In the material below, find the line containing "Give me the" and output it and all lines after it exactly, through the last one, without the pictures.

━━━

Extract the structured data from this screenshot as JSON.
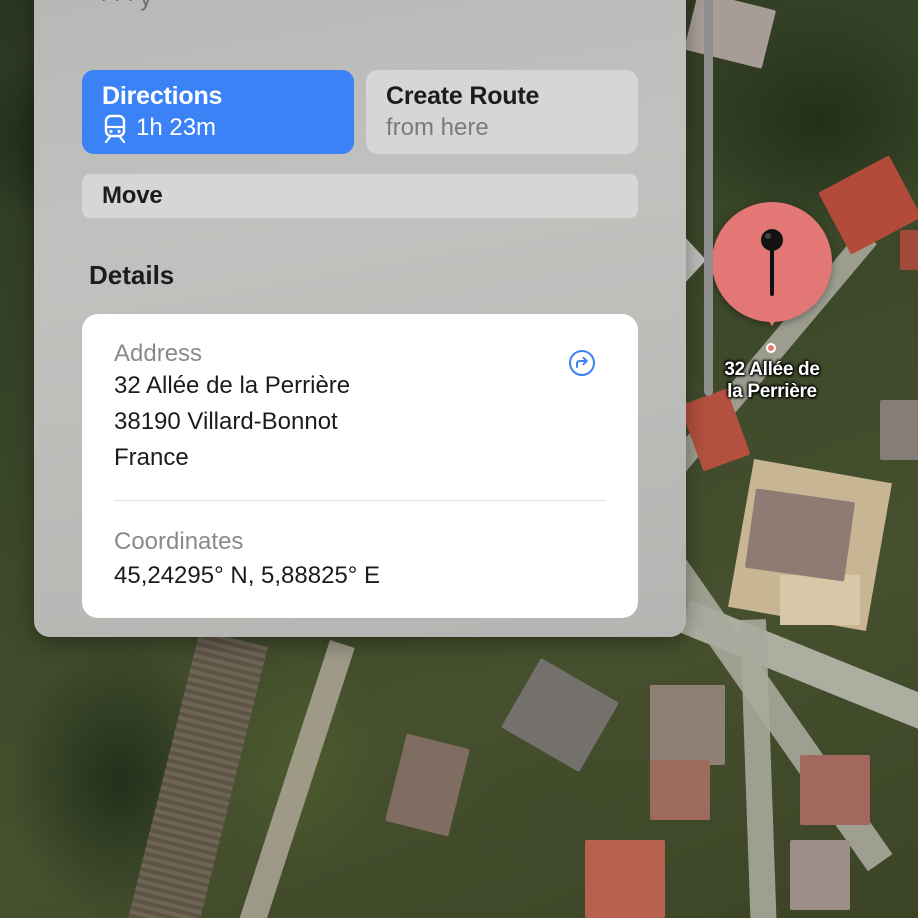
{
  "panel": {
    "peek_text": "· · · y",
    "directions": {
      "label": "Directions",
      "travel_time": "1h 23m",
      "mode_icon": "train-icon"
    },
    "create_route": {
      "label": "Create Route",
      "sublabel": "from here"
    },
    "move": {
      "label": "Move"
    },
    "details": {
      "heading": "Details",
      "address_label": "Address",
      "address_lines": [
        "32 Allée de la Perrière",
        "38190 Villard-Bonnot",
        "France"
      ],
      "coordinates_label": "Coordinates",
      "coordinates_value": "45,24295° N, 5,88825° E",
      "share_icon": "share-arrow-icon"
    }
  },
  "map": {
    "pin_label_line1": "32 Allée de",
    "pin_label_line2": "la Perrière",
    "pin_icon": "map-pin-icon",
    "pin_color": "#e37775"
  },
  "colors": {
    "accent": "#3b82f6"
  }
}
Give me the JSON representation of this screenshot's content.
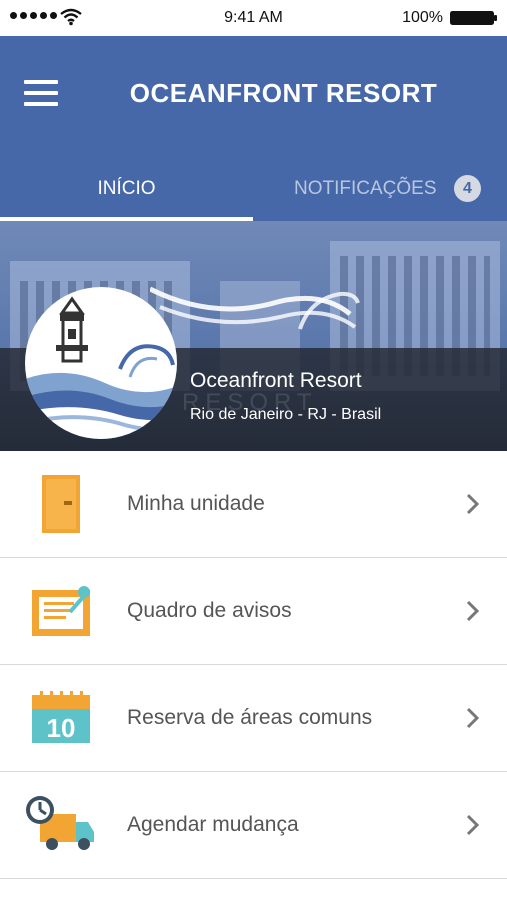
{
  "status_bar": {
    "time": "9:41 AM",
    "battery": "100%",
    "icons": [
      "signal-dots-icon",
      "wifi-icon",
      "battery-icon"
    ]
  },
  "header": {
    "title": "OCEANFRONT RESORT",
    "menu_icon": "hamburger-menu-icon"
  },
  "tabs": [
    {
      "label": "INÍCIO",
      "active": true
    },
    {
      "label": "NOTIFICAÇÕES",
      "badge": "4",
      "active": false
    }
  ],
  "hero": {
    "name": "Oceanfront Resort",
    "location": "Rio de Janeiro - RJ - Brasil",
    "watermark": "RESORT",
    "logo_icon": "lighthouse-waves-logo"
  },
  "menu": [
    {
      "label": "Minha unidade",
      "icon": "door-icon"
    },
    {
      "label": "Quadro de avisos",
      "icon": "notice-board-icon"
    },
    {
      "label": "Reserva de áreas comuns",
      "icon": "calendar-icon",
      "icon_text": "10"
    },
    {
      "label": "Agendar mudança",
      "icon": "moving-truck-icon"
    }
  ],
  "colors": {
    "header_bg": "#4668a9",
    "accent_orange": "#f3a533",
    "accent_teal": "#5ec3c9"
  }
}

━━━

* _Expected answer_:
Give me the JSON representation of this screenshot's content.
{
  "status_bar": {
    "time": "9:41 AM",
    "battery": "100%",
    "icons": [
      "signal-dots-icon",
      "wifi-icon",
      "battery-icon"
    ]
  },
  "header": {
    "title": "OCEANFRONT RESORT",
    "menu_icon": "hamburger-menu-icon"
  },
  "tabs": [
    {
      "label": "INÍCIO",
      "active": true
    },
    {
      "label": "NOTIFICAÇÕES",
      "badge": "4",
      "active": false
    }
  ],
  "hero": {
    "name": "Oceanfront Resort",
    "location": "Rio de Janeiro - RJ - Brasil",
    "watermark": "RESORT",
    "logo_icon": "lighthouse-waves-logo"
  },
  "menu": [
    {
      "label": "Minha unidade",
      "icon": "door-icon"
    },
    {
      "label": "Quadro de avisos",
      "icon": "notice-board-icon"
    },
    {
      "label": "Reserva de áreas comuns",
      "icon": "calendar-icon",
      "icon_text": "10"
    },
    {
      "label": "Agendar mudança",
      "icon": "moving-truck-icon"
    }
  ],
  "colors": {
    "header_bg": "#4668a9",
    "accent_orange": "#f3a533",
    "accent_teal": "#5ec3c9"
  }
}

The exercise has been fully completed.